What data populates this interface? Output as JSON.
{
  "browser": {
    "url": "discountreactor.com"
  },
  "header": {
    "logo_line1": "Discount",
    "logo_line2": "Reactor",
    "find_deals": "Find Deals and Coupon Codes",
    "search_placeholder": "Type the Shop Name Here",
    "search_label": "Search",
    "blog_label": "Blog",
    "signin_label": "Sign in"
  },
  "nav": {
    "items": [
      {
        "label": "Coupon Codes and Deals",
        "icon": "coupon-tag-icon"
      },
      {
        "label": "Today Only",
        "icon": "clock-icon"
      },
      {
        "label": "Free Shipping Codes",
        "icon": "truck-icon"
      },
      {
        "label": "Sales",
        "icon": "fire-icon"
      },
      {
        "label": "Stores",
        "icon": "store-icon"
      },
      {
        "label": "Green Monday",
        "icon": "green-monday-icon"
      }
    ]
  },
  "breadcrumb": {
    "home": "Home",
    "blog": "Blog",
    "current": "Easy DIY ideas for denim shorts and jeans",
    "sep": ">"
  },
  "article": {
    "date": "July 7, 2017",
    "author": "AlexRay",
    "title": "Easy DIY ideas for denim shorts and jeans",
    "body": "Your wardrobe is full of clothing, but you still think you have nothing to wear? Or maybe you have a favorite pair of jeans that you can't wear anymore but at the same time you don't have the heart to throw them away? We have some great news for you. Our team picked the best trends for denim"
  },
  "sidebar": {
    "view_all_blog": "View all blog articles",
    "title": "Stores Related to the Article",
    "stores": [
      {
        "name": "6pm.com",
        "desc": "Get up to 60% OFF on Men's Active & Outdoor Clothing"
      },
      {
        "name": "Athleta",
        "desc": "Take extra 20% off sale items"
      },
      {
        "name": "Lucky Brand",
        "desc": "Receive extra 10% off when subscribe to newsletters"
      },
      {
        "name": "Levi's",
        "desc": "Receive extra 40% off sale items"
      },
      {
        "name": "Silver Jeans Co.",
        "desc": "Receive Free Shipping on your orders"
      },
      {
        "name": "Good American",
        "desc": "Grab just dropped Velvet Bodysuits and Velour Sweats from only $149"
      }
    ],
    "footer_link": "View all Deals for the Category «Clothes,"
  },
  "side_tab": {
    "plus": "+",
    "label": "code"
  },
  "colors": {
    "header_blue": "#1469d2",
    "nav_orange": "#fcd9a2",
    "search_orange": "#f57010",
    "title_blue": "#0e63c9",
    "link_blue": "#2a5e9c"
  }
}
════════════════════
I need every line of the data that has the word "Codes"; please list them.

*Your response:*
    "find_deals": "Find Deals and Coupon Codes",
        "label": "Coupon Codes and Deals",
        "label": "Free Shipping Codes",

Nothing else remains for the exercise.